WHAT IS REQUIRED: Though the entries hold pictures, only their text should be duplicated, exactly and in full.

Records from a dataset:
Start of Block

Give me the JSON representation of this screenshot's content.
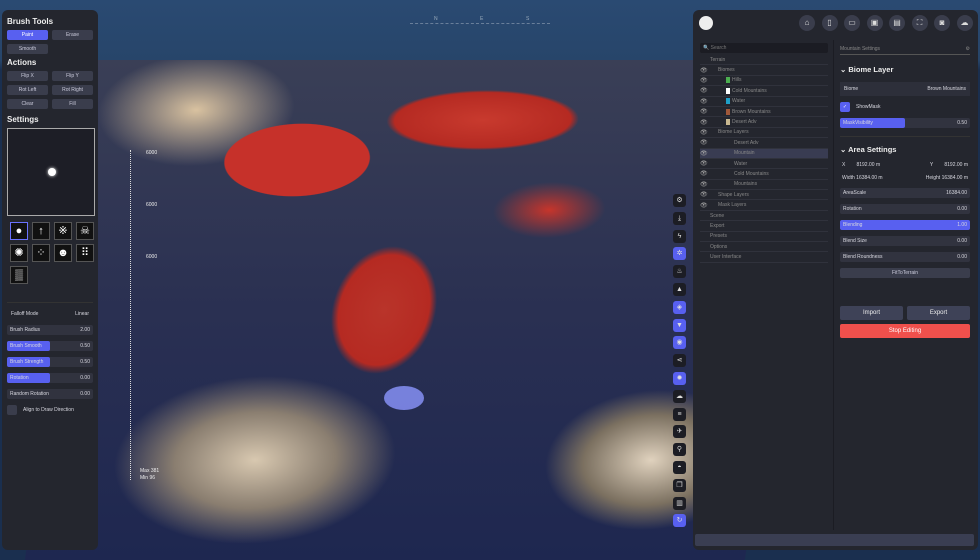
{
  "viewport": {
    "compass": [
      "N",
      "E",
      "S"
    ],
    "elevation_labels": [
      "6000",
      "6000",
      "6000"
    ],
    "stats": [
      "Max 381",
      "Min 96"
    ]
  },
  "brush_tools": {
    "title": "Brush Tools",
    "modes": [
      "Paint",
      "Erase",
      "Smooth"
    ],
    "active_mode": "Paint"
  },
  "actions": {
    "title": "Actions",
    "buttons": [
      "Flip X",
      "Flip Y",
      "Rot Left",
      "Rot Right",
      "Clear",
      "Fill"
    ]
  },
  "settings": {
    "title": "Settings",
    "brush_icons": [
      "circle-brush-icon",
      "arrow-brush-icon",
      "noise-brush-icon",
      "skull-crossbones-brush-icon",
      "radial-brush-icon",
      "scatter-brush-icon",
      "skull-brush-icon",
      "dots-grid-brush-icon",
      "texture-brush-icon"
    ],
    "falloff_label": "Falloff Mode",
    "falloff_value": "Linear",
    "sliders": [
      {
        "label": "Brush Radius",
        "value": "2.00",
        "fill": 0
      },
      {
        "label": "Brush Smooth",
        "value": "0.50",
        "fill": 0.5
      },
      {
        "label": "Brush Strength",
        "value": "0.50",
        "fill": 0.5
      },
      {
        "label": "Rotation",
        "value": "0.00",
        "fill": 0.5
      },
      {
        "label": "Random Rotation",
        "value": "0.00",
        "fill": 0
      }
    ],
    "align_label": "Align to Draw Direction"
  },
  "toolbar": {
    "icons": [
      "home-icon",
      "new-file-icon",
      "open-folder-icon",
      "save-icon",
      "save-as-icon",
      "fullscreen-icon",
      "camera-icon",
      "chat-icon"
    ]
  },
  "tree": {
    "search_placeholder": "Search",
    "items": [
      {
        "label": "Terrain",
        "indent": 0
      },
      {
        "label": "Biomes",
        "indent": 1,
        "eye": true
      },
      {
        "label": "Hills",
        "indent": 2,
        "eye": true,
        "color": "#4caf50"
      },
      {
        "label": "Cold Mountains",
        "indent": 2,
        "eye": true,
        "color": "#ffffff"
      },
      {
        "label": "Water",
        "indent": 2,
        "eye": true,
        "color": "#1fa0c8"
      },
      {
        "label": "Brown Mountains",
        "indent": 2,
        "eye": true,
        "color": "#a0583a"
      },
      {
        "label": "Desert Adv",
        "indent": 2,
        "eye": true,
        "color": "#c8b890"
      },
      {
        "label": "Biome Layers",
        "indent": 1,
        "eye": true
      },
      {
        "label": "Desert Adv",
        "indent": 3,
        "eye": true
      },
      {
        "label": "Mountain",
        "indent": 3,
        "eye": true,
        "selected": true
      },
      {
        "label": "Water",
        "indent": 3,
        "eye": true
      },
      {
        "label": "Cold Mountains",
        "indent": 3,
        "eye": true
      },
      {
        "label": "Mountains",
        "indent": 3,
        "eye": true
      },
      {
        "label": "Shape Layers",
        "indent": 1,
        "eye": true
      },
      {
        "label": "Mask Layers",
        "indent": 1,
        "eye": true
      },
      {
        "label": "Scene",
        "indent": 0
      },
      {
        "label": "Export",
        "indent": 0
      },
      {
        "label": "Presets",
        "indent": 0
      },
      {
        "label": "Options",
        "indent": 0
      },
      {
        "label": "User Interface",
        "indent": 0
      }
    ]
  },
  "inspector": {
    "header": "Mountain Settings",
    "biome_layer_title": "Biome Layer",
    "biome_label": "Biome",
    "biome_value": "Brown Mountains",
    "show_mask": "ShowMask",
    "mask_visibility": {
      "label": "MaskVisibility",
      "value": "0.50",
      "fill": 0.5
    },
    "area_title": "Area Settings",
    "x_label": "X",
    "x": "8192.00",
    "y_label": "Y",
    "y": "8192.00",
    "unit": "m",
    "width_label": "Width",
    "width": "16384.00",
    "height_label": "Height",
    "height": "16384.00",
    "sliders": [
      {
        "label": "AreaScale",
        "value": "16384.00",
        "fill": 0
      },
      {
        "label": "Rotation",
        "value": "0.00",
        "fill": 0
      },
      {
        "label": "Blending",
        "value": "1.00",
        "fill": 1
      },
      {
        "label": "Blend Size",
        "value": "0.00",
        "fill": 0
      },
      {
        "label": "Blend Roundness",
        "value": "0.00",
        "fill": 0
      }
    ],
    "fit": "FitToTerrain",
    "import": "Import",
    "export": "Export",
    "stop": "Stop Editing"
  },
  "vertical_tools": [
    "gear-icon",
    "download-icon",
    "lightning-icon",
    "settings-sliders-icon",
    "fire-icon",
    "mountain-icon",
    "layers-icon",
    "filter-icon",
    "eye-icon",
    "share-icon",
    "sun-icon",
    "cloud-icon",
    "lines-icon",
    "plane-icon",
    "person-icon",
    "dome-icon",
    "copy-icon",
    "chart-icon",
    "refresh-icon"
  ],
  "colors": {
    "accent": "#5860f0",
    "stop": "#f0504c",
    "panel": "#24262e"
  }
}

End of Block

RESPONSE:
Give me the JSON representation of this screenshot's content.
{
  "viewport": {
    "compass": [
      "N",
      "E",
      "S"
    ],
    "elevation_labels": [
      "6000",
      "6000",
      "6000"
    ],
    "stats": [
      "Max 381",
      "Min 96"
    ]
  },
  "brush_tools": {
    "title": "Brush Tools",
    "modes": [
      "Paint",
      "Erase",
      "Smooth"
    ],
    "active_mode": "Paint"
  },
  "actions": {
    "title": "Actions",
    "buttons": [
      "Flip X",
      "Flip Y",
      "Rot Left",
      "Rot Right",
      "Clear",
      "Fill"
    ]
  },
  "settings": {
    "title": "Settings",
    "brush_icons": [
      "circle-brush-icon",
      "arrow-brush-icon",
      "noise-brush-icon",
      "skull-crossbones-brush-icon",
      "radial-brush-icon",
      "scatter-brush-icon",
      "skull-brush-icon",
      "dots-grid-brush-icon",
      "texture-brush-icon"
    ],
    "falloff_label": "Falloff Mode",
    "falloff_value": "Linear",
    "sliders": [
      {
        "label": "Brush Radius",
        "value": "2.00",
        "fill": 0
      },
      {
        "label": "Brush Smooth",
        "value": "0.50",
        "fill": 0.5
      },
      {
        "label": "Brush Strength",
        "value": "0.50",
        "fill": 0.5
      },
      {
        "label": "Rotation",
        "value": "0.00",
        "fill": 0.5
      },
      {
        "label": "Random Rotation",
        "value": "0.00",
        "fill": 0
      }
    ],
    "align_label": "Align to Draw Direction"
  },
  "toolbar": {
    "icons": [
      "home-icon",
      "new-file-icon",
      "open-folder-icon",
      "save-icon",
      "save-as-icon",
      "fullscreen-icon",
      "camera-icon",
      "chat-icon"
    ]
  },
  "tree": {
    "search_placeholder": "Search",
    "items": [
      {
        "label": "Terrain",
        "indent": 0
      },
      {
        "label": "Biomes",
        "indent": 1,
        "eye": true
      },
      {
        "label": "Hills",
        "indent": 2,
        "eye": true,
        "color": "#4caf50"
      },
      {
        "label": "Cold Mountains",
        "indent": 2,
        "eye": true,
        "color": "#ffffff"
      },
      {
        "label": "Water",
        "indent": 2,
        "eye": true,
        "color": "#1fa0c8"
      },
      {
        "label": "Brown Mountains",
        "indent": 2,
        "eye": true,
        "color": "#a0583a"
      },
      {
        "label": "Desert Adv",
        "indent": 2,
        "eye": true,
        "color": "#c8b890"
      },
      {
        "label": "Biome Layers",
        "indent": 1,
        "eye": true
      },
      {
        "label": "Desert Adv",
        "indent": 3,
        "eye": true
      },
      {
        "label": "Mountain",
        "indent": 3,
        "eye": true,
        "selected": true
      },
      {
        "label": "Water",
        "indent": 3,
        "eye": true
      },
      {
        "label": "Cold Mountains",
        "indent": 3,
        "eye": true
      },
      {
        "label": "Mountains",
        "indent": 3,
        "eye": true
      },
      {
        "label": "Shape Layers",
        "indent": 1,
        "eye": true
      },
      {
        "label": "Mask Layers",
        "indent": 1,
        "eye": true
      },
      {
        "label": "Scene",
        "indent": 0
      },
      {
        "label": "Export",
        "indent": 0
      },
      {
        "label": "Presets",
        "indent": 0
      },
      {
        "label": "Options",
        "indent": 0
      },
      {
        "label": "User Interface",
        "indent": 0
      }
    ]
  },
  "inspector": {
    "header": "Mountain Settings",
    "biome_layer_title": "Biome Layer",
    "biome_label": "Biome",
    "biome_value": "Brown Mountains",
    "show_mask": "ShowMask",
    "mask_visibility": {
      "label": "MaskVisibility",
      "value": "0.50",
      "fill": 0.5
    },
    "area_title": "Area Settings",
    "x_label": "X",
    "x": "8192.00",
    "y_label": "Y",
    "y": "8192.00",
    "unit": "m",
    "width_label": "Width",
    "width": "16384.00",
    "height_label": "Height",
    "height": "16384.00",
    "sliders": [
      {
        "label": "AreaScale",
        "value": "16384.00",
        "fill": 0
      },
      {
        "label": "Rotation",
        "value": "0.00",
        "fill": 0
      },
      {
        "label": "Blending",
        "value": "1.00",
        "fill": 1
      },
      {
        "label": "Blend Size",
        "value": "0.00",
        "fill": 0
      },
      {
        "label": "Blend Roundness",
        "value": "0.00",
        "fill": 0
      }
    ],
    "fit": "FitToTerrain",
    "import": "Import",
    "export": "Export",
    "stop": "Stop Editing"
  },
  "vertical_tools": [
    "gear-icon",
    "download-icon",
    "lightning-icon",
    "settings-sliders-icon",
    "fire-icon",
    "mountain-icon",
    "layers-icon",
    "filter-icon",
    "eye-icon",
    "share-icon",
    "sun-icon",
    "cloud-icon",
    "lines-icon",
    "plane-icon",
    "person-icon",
    "dome-icon",
    "copy-icon",
    "chart-icon",
    "refresh-icon"
  ],
  "colors": {
    "accent": "#5860f0",
    "stop": "#f0504c",
    "panel": "#24262e"
  }
}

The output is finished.